- [Page and application data records]

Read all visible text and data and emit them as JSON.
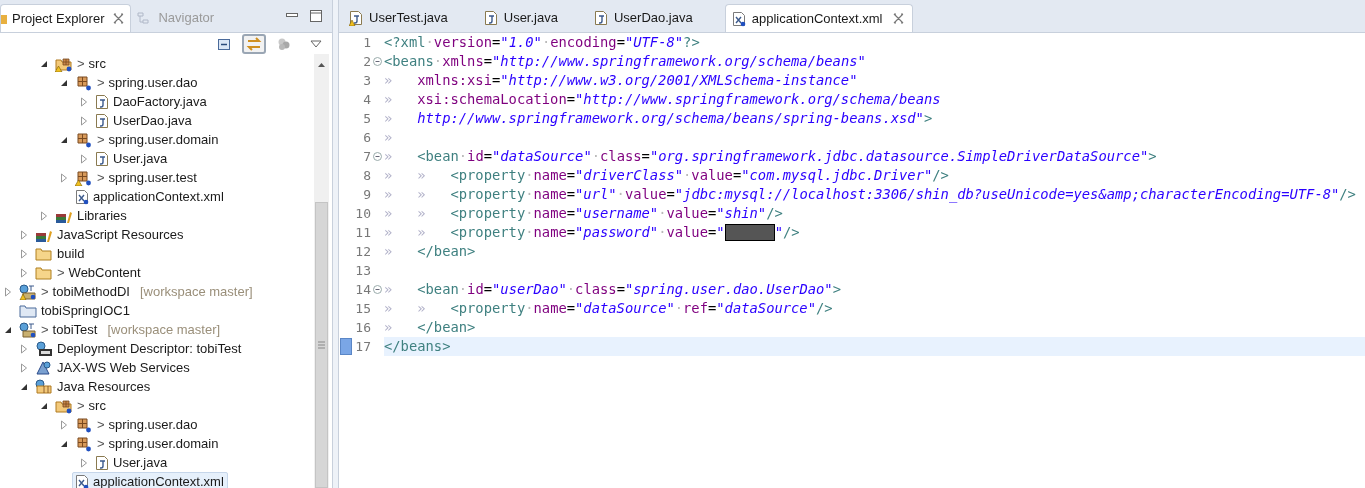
{
  "explorer": {
    "tabs": [
      {
        "label": "Project Explorer",
        "selected": true
      },
      {
        "label": "Navigator",
        "selected": false
      }
    ],
    "link_with_editor": true,
    "tree": [
      {
        "children": [
          {
            "children": [
              {
                "label": "src",
                "prefix": ">",
                "kind": "srcfolder-warn",
                "expanded": true,
                "selected": false,
                "children": [
                  {
                    "label": "spring.user.dao",
                    "prefix": ">",
                    "kind": "package",
                    "expanded": true,
                    "selected": false,
                    "children": [
                      {
                        "label": "DaoFactory.java",
                        "kind": "java",
                        "expanded": false,
                        "selected": false
                      },
                      {
                        "label": "UserDao.java",
                        "kind": "java",
                        "expanded": false,
                        "selected": false
                      }
                    ]
                  },
                  {
                    "label": "spring.user.domain",
                    "prefix": ">",
                    "kind": "package",
                    "expanded": true,
                    "selected": false,
                    "children": [
                      {
                        "label": "User.java",
                        "kind": "java",
                        "expanded": false,
                        "selected": false
                      }
                    ]
                  },
                  {
                    "label": "spring.user.test",
                    "prefix": ">",
                    "kind": "package-warn",
                    "expanded": false,
                    "selected": false
                  },
                  {
                    "label": "applicationContext.xml",
                    "kind": "xml",
                    "selected": false
                  }
                ]
              },
              {
                "label": "Libraries",
                "kind": "library",
                "expanded": false,
                "selected": false
              }
            ]
          },
          {
            "label": "JavaScript Resources",
            "kind": "library",
            "expanded": false,
            "selected": false
          },
          {
            "label": "build",
            "kind": "folder",
            "expanded": false,
            "selected": false
          },
          {
            "label": "WebContent",
            "prefix": ">",
            "kind": "folder",
            "expanded": false,
            "selected": false
          }
        ]
      },
      {
        "label": "tobiMethodDI",
        "prefix": ">",
        "decoration": "[workspace master]",
        "kind": "webproject-warn",
        "expanded": false,
        "selected": false
      },
      {
        "label": "tobiSpringIOC1",
        "kind": "project",
        "selected": false
      },
      {
        "label": "tobiTest",
        "prefix": ">",
        "decoration": "[workspace master]",
        "kind": "webproject",
        "expanded": true,
        "selected": false,
        "children": [
          {
            "label": "Deployment Descriptor: tobiTest",
            "kind": "descriptor",
            "expanded": false,
            "selected": false
          },
          {
            "label": "JAX-WS Web Services",
            "kind": "webservices",
            "expanded": false,
            "selected": false
          },
          {
            "label": "Java Resources",
            "kind": "javares",
            "expanded": true,
            "selected": false,
            "children": [
              {
                "label": "src",
                "prefix": ">",
                "kind": "srcfolder",
                "expanded": true,
                "selected": false,
                "children": [
                  {
                    "label": "spring.user.dao",
                    "prefix": ">",
                    "kind": "package",
                    "expanded": false,
                    "selected": false
                  },
                  {
                    "label": "spring.user.domain",
                    "prefix": ">",
                    "kind": "package",
                    "expanded": true,
                    "selected": false,
                    "children": [
                      {
                        "label": "User.java",
                        "kind": "java",
                        "expanded": false,
                        "selected": false
                      }
                    ]
                  },
                  {
                    "label": "applicationContext.xml",
                    "kind": "xml",
                    "selected": true
                  }
                ]
              }
            ]
          }
        ]
      }
    ]
  },
  "editor": {
    "tabs": [
      {
        "label": "UserTest.java",
        "kind": "java-warn",
        "selected": false
      },
      {
        "label": "User.java",
        "kind": "java",
        "selected": false
      },
      {
        "label": "UserDao.java",
        "kind": "java",
        "selected": false
      },
      {
        "label": "applicationContext.xml",
        "kind": "xml",
        "selected": true
      }
    ],
    "lines": [
      {
        "number": "1",
        "fold": false,
        "current": false,
        "tokens": [
          {
            "kind": "tag",
            "text": "<?xml"
          },
          {
            "kind": "dot",
            "text": "·"
          },
          {
            "kind": "attr",
            "text": "version"
          },
          {
            "kind": "eq",
            "text": "="
          },
          {
            "kind": "str",
            "text": "\"1.0\""
          },
          {
            "kind": "dot",
            "text": "·"
          },
          {
            "kind": "attr",
            "text": "encoding"
          },
          {
            "kind": "eq",
            "text": "="
          },
          {
            "kind": "str",
            "text": "\"UTF-8\""
          },
          {
            "kind": "tag",
            "text": "?>"
          }
        ]
      },
      {
        "number": "2",
        "fold": true,
        "current": false,
        "tokens": [
          {
            "kind": "tag",
            "text": "<beans"
          },
          {
            "kind": "dot",
            "text": "·"
          },
          {
            "kind": "attr",
            "text": "xmlns"
          },
          {
            "kind": "eq",
            "text": "="
          },
          {
            "kind": "str",
            "text": "\"http://www.springframework.org/schema/beans\""
          }
        ]
      },
      {
        "number": "3",
        "fold": false,
        "current": false,
        "tokens": [
          {
            "kind": "tab",
            "text": "»"
          },
          {
            "kind": "attr",
            "text": "xmlns:xsi"
          },
          {
            "kind": "eq",
            "text": "="
          },
          {
            "kind": "str",
            "text": "\"http://www.w3.org/2001/XMLSchema-instance\""
          }
        ]
      },
      {
        "number": "4",
        "fold": false,
        "current": false,
        "tokens": [
          {
            "kind": "tab",
            "text": "»"
          },
          {
            "kind": "attr",
            "text": "xsi:schemaLocation"
          },
          {
            "kind": "eq",
            "text": "="
          },
          {
            "kind": "str",
            "text": "\"http://www.springframework.org/schema/beans"
          }
        ]
      },
      {
        "number": "5",
        "fold": false,
        "current": false,
        "tokens": [
          {
            "kind": "tab",
            "text": "»"
          },
          {
            "kind": "str",
            "text": "http://www.springframework.org/schema/beans/spring-beans.xsd\""
          },
          {
            "kind": "tag",
            "text": ">"
          }
        ]
      },
      {
        "number": "6",
        "fold": false,
        "current": false,
        "tokens": [
          {
            "kind": "tab",
            "text": "»"
          }
        ]
      },
      {
        "number": "7",
        "fold": true,
        "current": false,
        "tokens": [
          {
            "kind": "tab",
            "text": "»"
          },
          {
            "kind": "tag",
            "text": "<bean"
          },
          {
            "kind": "dot",
            "text": "·"
          },
          {
            "kind": "attr",
            "text": "id"
          },
          {
            "kind": "eq",
            "text": "="
          },
          {
            "kind": "str",
            "text": "\"dataSource\""
          },
          {
            "kind": "dot",
            "text": "·"
          },
          {
            "kind": "attr",
            "text": "class"
          },
          {
            "kind": "eq",
            "text": "="
          },
          {
            "kind": "str",
            "text": "\"org.springframework.jdbc.datasource.SimpleDriverDataSource\""
          },
          {
            "kind": "tag",
            "text": ">"
          }
        ]
      },
      {
        "number": "8",
        "fold": false,
        "current": false,
        "tokens": [
          {
            "kind": "tab",
            "text": "»"
          },
          {
            "kind": "tab",
            "text": "»"
          },
          {
            "kind": "tag",
            "text": "<property"
          },
          {
            "kind": "dot",
            "text": "·"
          },
          {
            "kind": "attr",
            "text": "name"
          },
          {
            "kind": "eq",
            "text": "="
          },
          {
            "kind": "str",
            "text": "\"driverClass\""
          },
          {
            "kind": "dot",
            "text": "·"
          },
          {
            "kind": "attr",
            "text": "value"
          },
          {
            "kind": "eq",
            "text": "="
          },
          {
            "kind": "str",
            "text": "\"com.mysql.jdbc.Driver\""
          },
          {
            "kind": "tag",
            "text": "/>"
          }
        ]
      },
      {
        "number": "9",
        "fold": false,
        "current": false,
        "tokens": [
          {
            "kind": "tab",
            "text": "»"
          },
          {
            "kind": "tab",
            "text": "»"
          },
          {
            "kind": "tag",
            "text": "<property"
          },
          {
            "kind": "dot",
            "text": "·"
          },
          {
            "kind": "attr",
            "text": "name"
          },
          {
            "kind": "eq",
            "text": "="
          },
          {
            "kind": "str",
            "text": "\"url\""
          },
          {
            "kind": "dot",
            "text": "·"
          },
          {
            "kind": "attr",
            "text": "value"
          },
          {
            "kind": "eq",
            "text": "="
          },
          {
            "kind": "str",
            "text": "\"jdbc:mysql://localhost:3306/shin_db?useUnicode=yes&amp;characterEncoding=UTF-8\""
          },
          {
            "kind": "tag",
            "text": "/>"
          }
        ]
      },
      {
        "number": "10",
        "fold": false,
        "current": false,
        "tokens": [
          {
            "kind": "tab",
            "text": "»"
          },
          {
            "kind": "tab",
            "text": "»"
          },
          {
            "kind": "tag",
            "text": "<property"
          },
          {
            "kind": "dot",
            "text": "·"
          },
          {
            "kind": "attr",
            "text": "name"
          },
          {
            "kind": "eq",
            "text": "="
          },
          {
            "kind": "str",
            "text": "\"username\""
          },
          {
            "kind": "dot",
            "text": "·"
          },
          {
            "kind": "attr",
            "text": "value"
          },
          {
            "kind": "eq",
            "text": "="
          },
          {
            "kind": "str",
            "text": "\"shin\""
          },
          {
            "kind": "tag",
            "text": "/>"
          }
        ]
      },
      {
        "number": "11",
        "fold": false,
        "current": false,
        "tokens": [
          {
            "kind": "tab",
            "text": "»"
          },
          {
            "kind": "tab",
            "text": "»"
          },
          {
            "kind": "tag",
            "text": "<property"
          },
          {
            "kind": "dot",
            "text": "·"
          },
          {
            "kind": "attr",
            "text": "name"
          },
          {
            "kind": "eq",
            "text": "="
          },
          {
            "kind": "str",
            "text": "\"password\""
          },
          {
            "kind": "dot",
            "text": "·"
          },
          {
            "kind": "attr",
            "text": "value"
          },
          {
            "kind": "eq",
            "text": "="
          },
          {
            "kind": "str",
            "text": "\""
          },
          {
            "kind": "hidden"
          },
          {
            "kind": "str",
            "text": "\""
          },
          {
            "kind": "tag",
            "text": "/>"
          }
        ]
      },
      {
        "number": "12",
        "fold": false,
        "current": false,
        "tokens": [
          {
            "kind": "tab",
            "text": "»"
          },
          {
            "kind": "tag",
            "text": "</bean>"
          }
        ]
      },
      {
        "number": "13",
        "fold": false,
        "current": false
      },
      {
        "number": "14",
        "fold": true,
        "current": false,
        "tokens": [
          {
            "kind": "tab",
            "text": "»"
          },
          {
            "kind": "tag",
            "text": "<bean"
          },
          {
            "kind": "dot",
            "text": "·"
          },
          {
            "kind": "attr",
            "text": "id"
          },
          {
            "kind": "eq",
            "text": "="
          },
          {
            "kind": "str",
            "text": "\"userDao\""
          },
          {
            "kind": "dot",
            "text": "·"
          },
          {
            "kind": "attr",
            "text": "class"
          },
          {
            "kind": "eq",
            "text": "="
          },
          {
            "kind": "str",
            "text": "\"spring.user.dao.UserDao\""
          },
          {
            "kind": "tag",
            "text": ">"
          }
        ]
      },
      {
        "number": "15",
        "fold": false,
        "current": false,
        "tokens": [
          {
            "kind": "tab",
            "text": "»"
          },
          {
            "kind": "tab",
            "text": "»"
          },
          {
            "kind": "tag",
            "text": "<property"
          },
          {
            "kind": "dot",
            "text": "·"
          },
          {
            "kind": "attr",
            "text": "name"
          },
          {
            "kind": "eq",
            "text": "="
          },
          {
            "kind": "str",
            "text": "\"dataSource\""
          },
          {
            "kind": "dot",
            "text": "·"
          },
          {
            "kind": "attr",
            "text": "ref"
          },
          {
            "kind": "eq",
            "text": "="
          },
          {
            "kind": "str",
            "text": "\"dataSource\""
          },
          {
            "kind": "tag",
            "text": "/>"
          }
        ]
      },
      {
        "number": "16",
        "fold": false,
        "current": false,
        "tokens": [
          {
            "kind": "tab",
            "text": "»"
          },
          {
            "kind": "tag",
            "text": "</bean>"
          }
        ]
      },
      {
        "number": "17",
        "fold": false,
        "current": true,
        "tokens": [
          {
            "kind": "tag",
            "text": "</beans>"
          }
        ]
      }
    ]
  }
}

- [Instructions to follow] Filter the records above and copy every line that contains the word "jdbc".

- [Response for this exercise]
            "text": "\"org.springframework.jdbc.datasource.SimpleDriverDataSource\""
            "text": "\"com.mysql.jdbc.Driver\""
            "text": "\"jdbc:mysql://localhost:3306/shin_db?useUnicode=yes&amp;characterEncoding=UTF-8\""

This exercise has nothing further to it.